# What this task involves
Once the line containing "Read all visible content and emit it as JSON." is found, please set it down along with each following line, exactly, to the end of the material.
========
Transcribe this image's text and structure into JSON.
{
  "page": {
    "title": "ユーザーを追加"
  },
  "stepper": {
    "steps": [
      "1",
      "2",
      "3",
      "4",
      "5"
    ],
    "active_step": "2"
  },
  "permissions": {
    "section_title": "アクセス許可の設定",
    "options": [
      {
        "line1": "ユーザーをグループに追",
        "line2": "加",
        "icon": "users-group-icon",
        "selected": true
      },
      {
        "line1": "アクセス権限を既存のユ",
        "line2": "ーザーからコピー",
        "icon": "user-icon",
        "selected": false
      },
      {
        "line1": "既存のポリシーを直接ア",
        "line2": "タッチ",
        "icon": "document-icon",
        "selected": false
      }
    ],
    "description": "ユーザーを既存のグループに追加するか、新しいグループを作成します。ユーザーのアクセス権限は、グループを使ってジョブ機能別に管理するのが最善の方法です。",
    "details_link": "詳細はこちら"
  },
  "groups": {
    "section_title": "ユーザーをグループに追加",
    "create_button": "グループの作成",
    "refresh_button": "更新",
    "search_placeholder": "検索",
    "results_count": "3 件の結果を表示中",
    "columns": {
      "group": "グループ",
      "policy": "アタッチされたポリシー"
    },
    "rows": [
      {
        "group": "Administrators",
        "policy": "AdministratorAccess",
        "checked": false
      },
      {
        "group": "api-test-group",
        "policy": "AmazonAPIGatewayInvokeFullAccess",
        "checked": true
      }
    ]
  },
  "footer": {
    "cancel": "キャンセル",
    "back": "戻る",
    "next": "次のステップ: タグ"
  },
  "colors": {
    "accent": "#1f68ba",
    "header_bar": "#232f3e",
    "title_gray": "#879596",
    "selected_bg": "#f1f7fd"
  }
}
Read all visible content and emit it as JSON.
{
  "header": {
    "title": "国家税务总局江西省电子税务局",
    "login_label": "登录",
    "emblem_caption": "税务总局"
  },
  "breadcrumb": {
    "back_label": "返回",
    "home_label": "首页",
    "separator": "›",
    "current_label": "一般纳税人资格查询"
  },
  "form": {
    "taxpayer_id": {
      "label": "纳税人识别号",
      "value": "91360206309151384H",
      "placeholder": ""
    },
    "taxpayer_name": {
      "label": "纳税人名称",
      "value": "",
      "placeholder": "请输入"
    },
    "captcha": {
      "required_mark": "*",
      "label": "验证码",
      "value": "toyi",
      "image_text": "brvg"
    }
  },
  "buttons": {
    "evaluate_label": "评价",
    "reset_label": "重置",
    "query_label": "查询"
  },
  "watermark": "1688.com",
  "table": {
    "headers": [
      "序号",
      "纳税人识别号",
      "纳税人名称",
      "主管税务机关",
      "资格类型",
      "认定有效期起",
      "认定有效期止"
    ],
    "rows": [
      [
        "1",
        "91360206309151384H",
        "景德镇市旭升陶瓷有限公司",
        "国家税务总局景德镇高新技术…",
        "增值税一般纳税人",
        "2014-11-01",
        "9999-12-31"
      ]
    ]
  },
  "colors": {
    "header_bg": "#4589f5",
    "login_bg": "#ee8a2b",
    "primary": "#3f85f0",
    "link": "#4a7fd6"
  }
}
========
# Expected output
Read all visible content and emit it as JSON.
{
  "header": {
    "title": "国家税务总局江西省电子税务局",
    "login_label": "登录",
    "emblem_caption": "税务总局"
  },
  "breadcrumb": {
    "back_label": "返回",
    "home_label": "首页",
    "separator": "›",
    "current_label": "一般纳税人资格查询"
  },
  "form": {
    "taxpayer_id": {
      "label": "纳税人识别号",
      "value": "91360206309151384H",
      "placeholder": ""
    },
    "taxpayer_name": {
      "label": "纳税人名称",
      "value": "",
      "placeholder": "请输入"
    },
    "captcha": {
      "required_mark": "*",
      "label": "验证码",
      "value": "toyi",
      "image_text": "brvg"
    }
  },
  "buttons": {
    "evaluate_label": "评价",
    "reset_label": "重置",
    "query_label": "查询"
  },
  "watermark": "1688.com",
  "table": {
    "headers": [
      "序号",
      "纳税人识别号",
      "纳税人名称",
      "主管税务机关",
      "资格类型",
      "认定有效期起",
      "认定有效期止"
    ],
    "rows": [
      [
        "1",
        "91360206309151384H",
        "景德镇市旭升陶瓷有限公司",
        "国家税务总局景德镇高新技术…",
        "增值税一般纳税人",
        "2014-11-01",
        "9999-12-31"
      ]
    ]
  },
  "colors": {
    "header_bg": "#4589f5",
    "login_bg": "#ee8a2b",
    "primary": "#3f85f0",
    "link": "#4a7fd6"
  }
}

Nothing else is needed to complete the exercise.